Find out if the project will be subject to start-and-stop or other funding issues. Following a natural catastrophe, these issues may be difficult to discern, especially if it is not clear whether any losses are covered by insurance. Consider whether you really have the resources and time to make a commitment. (Pro bono projects tend to entail scope creep, as inexperienced clients lean heavily on professionals. How will you deal with that?)
No matter how small or worthy the project, get a written contract. Even if it’s not required in your jurisdiction, you’ll be doing yourself and your client a favor, not only by committing your roles and responsibilities to writing but also by obliging your client to think through issues he or she may not have considered. Make sure you also address the services you will, and will not, provide.

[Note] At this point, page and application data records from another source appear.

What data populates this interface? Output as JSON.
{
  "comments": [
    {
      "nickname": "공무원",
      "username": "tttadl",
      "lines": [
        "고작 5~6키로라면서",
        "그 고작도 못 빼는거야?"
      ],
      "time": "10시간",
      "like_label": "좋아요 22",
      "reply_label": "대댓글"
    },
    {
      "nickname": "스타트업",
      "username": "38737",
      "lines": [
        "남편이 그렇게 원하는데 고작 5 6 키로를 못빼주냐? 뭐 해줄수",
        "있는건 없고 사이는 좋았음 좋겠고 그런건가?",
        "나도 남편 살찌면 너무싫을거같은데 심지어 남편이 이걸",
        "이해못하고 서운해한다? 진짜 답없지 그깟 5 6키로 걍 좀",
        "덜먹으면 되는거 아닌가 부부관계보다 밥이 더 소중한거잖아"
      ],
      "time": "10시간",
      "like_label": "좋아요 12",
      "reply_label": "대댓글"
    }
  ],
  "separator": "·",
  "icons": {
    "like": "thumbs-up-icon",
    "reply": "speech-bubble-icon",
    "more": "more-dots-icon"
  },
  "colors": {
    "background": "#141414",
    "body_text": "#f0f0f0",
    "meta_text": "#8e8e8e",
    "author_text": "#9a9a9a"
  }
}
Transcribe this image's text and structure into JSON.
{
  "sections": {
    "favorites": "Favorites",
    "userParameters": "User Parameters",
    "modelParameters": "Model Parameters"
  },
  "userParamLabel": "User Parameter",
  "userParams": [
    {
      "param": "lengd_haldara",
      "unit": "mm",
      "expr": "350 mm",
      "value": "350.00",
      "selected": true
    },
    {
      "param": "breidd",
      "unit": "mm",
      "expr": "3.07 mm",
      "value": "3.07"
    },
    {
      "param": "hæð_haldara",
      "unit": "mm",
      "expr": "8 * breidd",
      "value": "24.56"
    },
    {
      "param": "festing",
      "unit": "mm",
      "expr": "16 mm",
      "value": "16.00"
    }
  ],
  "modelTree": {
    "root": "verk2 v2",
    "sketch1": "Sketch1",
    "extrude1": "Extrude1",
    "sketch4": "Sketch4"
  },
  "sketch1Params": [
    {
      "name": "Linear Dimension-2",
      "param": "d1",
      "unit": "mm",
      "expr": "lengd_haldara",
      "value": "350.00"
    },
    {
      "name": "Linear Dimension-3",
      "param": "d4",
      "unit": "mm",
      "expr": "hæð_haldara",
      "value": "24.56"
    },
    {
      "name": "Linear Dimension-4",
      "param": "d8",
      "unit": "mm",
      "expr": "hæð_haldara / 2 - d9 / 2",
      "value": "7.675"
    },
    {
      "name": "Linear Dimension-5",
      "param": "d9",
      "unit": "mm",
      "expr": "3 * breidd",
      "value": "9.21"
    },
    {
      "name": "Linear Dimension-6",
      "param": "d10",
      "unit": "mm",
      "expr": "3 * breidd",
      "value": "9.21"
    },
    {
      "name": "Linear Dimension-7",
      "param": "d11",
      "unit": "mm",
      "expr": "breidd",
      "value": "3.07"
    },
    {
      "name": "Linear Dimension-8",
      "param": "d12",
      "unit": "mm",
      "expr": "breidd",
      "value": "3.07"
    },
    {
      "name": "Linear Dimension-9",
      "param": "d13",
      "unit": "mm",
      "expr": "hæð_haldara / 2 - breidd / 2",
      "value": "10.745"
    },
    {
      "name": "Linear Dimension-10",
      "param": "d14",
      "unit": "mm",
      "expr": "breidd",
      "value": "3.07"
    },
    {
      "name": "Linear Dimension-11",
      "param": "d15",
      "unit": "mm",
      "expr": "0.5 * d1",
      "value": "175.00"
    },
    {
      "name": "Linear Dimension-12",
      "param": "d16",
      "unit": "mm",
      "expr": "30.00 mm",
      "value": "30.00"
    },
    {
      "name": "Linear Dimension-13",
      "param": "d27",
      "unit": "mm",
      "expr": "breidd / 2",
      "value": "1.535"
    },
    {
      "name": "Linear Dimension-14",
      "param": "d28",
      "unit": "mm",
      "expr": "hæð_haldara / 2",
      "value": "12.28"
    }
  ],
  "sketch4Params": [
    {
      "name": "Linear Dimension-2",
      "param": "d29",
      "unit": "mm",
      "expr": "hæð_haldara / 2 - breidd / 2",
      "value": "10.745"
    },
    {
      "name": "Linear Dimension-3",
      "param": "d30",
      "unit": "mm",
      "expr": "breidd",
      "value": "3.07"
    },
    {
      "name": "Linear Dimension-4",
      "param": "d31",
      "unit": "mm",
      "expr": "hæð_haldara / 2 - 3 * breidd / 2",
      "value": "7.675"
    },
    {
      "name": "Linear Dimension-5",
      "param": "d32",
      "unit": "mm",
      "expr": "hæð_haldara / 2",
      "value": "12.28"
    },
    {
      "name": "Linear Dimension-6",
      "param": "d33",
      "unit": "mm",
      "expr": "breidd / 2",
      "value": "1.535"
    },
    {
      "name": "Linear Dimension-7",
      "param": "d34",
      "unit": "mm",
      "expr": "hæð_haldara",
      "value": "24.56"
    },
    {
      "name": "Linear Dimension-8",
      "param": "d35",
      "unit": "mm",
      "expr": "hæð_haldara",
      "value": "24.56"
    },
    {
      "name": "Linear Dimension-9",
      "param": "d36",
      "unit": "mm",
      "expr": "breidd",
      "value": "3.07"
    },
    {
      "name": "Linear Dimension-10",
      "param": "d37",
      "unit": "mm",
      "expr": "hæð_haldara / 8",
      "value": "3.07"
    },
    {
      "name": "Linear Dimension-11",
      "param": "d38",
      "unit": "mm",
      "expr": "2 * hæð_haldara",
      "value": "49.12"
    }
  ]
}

For smaller projects, you might adapt EJCDC or AIA short-form agreements, or see the Agreement for Emergency Professional Services listed as Appendix 1 in the XL Catlin Contract eGuide for Design Professionals. Whether you are providing professional services for compensation or not, you should always be afforded the full protections under the law.
Regardless of the contract form you might use, you should also make sure to:
- Include a waiver of claims and an indemnity. The XL Catlin Contract eGuide provides this example: Pro Bono Services In consideration to the Consultant for providing professional services on a voluntary basis and without monetary or other compensation for or on behalf of the Client, the Client agrees to the fullest extent permitted by law to indemnify and hold harmless the Consultant against all damages, liabilities or costs, including reasonable attorneys’ fees and defense costs, arising out of or resulting from the Consultant’s voluntary services, excepting only those damages, liabilities or costs arising directly from the sole negligence or willful misconduct of the Consultant. In addition, the Client agrees, to the maximum extent permitted by law, to waive any claims against the Consultant arising out of the performance of these voluntary services.
- If that’s not possible, ask for a Limitation of Liability provision that limits any liability to gross negligence or to a relatively small amount of money, like the amount of your fee if it is a small project. Consult with competent legal counsel in your jurisdiction to determine the correct amount and learn of any specific rules interpreting these clauses in your jurisdiction.
- Get named as an additional insured on the client’s commercial general liability (CGL) policy. Consider asking the client to make sure the contractor names you as an additional insured on their CGL policy, too.
- Request a grant of immunity if you are providing services to a municipality or other public entity.
Information provided by the Design Professional team of XL Catlinxlcatlin.com/dp
The information contained herein is intended for informational purposes only and does not constitute legal advice. For legal advice, seek the services of a competent attorney. Any descriptions of insurance provisions are general overviews only. XL Catlin and the XL Catlin logo are trademarks of XL Group Ltd companies. XL Catlin is the global brand used by XL Group Ltd’s (re)insurance subsidiaries. In the US, the insurance companies of XL Group Ltd are: Catlin Indemnity Company, Catlin Insurance Company, Inc., Catlin Specialty Insurance Company, Greenwich Insurance Company, Indian Harbor Insurance Company, XL Insurance America, Inc., and XL Specialty Insurance Company. Not all of the insurers do business in all jurisdictions nor is coverage available in all jurisdictions. Information accurate as of September 2017.